Problem requirements =>
Which lines of the records contain the word "Найти"? Copy each one.

Dataset rows describing interfaces =>
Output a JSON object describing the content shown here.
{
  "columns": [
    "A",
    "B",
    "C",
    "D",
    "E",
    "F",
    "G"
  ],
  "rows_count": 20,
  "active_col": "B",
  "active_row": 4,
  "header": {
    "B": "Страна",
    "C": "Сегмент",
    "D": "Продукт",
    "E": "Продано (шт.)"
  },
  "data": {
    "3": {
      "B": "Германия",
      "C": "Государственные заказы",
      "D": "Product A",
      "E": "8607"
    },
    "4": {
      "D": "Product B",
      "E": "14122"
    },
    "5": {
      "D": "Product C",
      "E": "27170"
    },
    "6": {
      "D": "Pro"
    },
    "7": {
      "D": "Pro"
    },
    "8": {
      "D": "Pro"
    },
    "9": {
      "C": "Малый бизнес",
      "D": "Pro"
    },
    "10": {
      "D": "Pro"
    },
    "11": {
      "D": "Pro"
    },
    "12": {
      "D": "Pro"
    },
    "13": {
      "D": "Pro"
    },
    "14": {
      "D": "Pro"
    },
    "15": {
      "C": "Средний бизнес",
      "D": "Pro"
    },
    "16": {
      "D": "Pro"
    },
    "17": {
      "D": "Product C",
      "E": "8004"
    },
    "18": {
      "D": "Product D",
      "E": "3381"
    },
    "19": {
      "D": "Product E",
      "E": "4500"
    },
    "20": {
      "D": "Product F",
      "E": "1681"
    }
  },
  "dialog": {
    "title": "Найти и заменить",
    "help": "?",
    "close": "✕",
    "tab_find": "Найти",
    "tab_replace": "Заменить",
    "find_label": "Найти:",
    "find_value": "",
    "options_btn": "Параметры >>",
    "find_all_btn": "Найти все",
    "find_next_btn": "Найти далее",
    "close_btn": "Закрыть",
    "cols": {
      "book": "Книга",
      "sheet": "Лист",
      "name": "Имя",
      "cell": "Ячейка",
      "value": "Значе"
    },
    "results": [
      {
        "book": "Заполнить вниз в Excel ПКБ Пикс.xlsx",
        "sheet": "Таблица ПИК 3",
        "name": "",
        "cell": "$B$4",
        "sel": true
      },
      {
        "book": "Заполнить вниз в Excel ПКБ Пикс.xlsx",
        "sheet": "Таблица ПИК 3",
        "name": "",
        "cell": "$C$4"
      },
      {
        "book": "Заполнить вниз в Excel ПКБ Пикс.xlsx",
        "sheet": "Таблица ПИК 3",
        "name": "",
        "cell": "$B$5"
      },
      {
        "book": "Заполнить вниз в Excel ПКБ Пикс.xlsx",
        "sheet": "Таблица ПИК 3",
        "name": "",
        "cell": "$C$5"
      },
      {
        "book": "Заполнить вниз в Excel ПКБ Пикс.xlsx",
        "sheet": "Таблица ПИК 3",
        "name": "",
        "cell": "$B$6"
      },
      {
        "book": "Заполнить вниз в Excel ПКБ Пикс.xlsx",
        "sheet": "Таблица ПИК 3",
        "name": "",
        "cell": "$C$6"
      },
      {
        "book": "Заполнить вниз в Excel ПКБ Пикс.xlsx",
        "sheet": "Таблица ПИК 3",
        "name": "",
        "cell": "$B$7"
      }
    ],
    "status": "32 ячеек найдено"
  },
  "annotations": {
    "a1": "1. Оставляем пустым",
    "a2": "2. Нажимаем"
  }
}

Written solution =>
    "title": "Найти и заменить",
    "tab_find": "Найти",
    "find_label": "Найти:",
    "find_all_btn": "Найти все",
    "find_next_btn": "Найти далее",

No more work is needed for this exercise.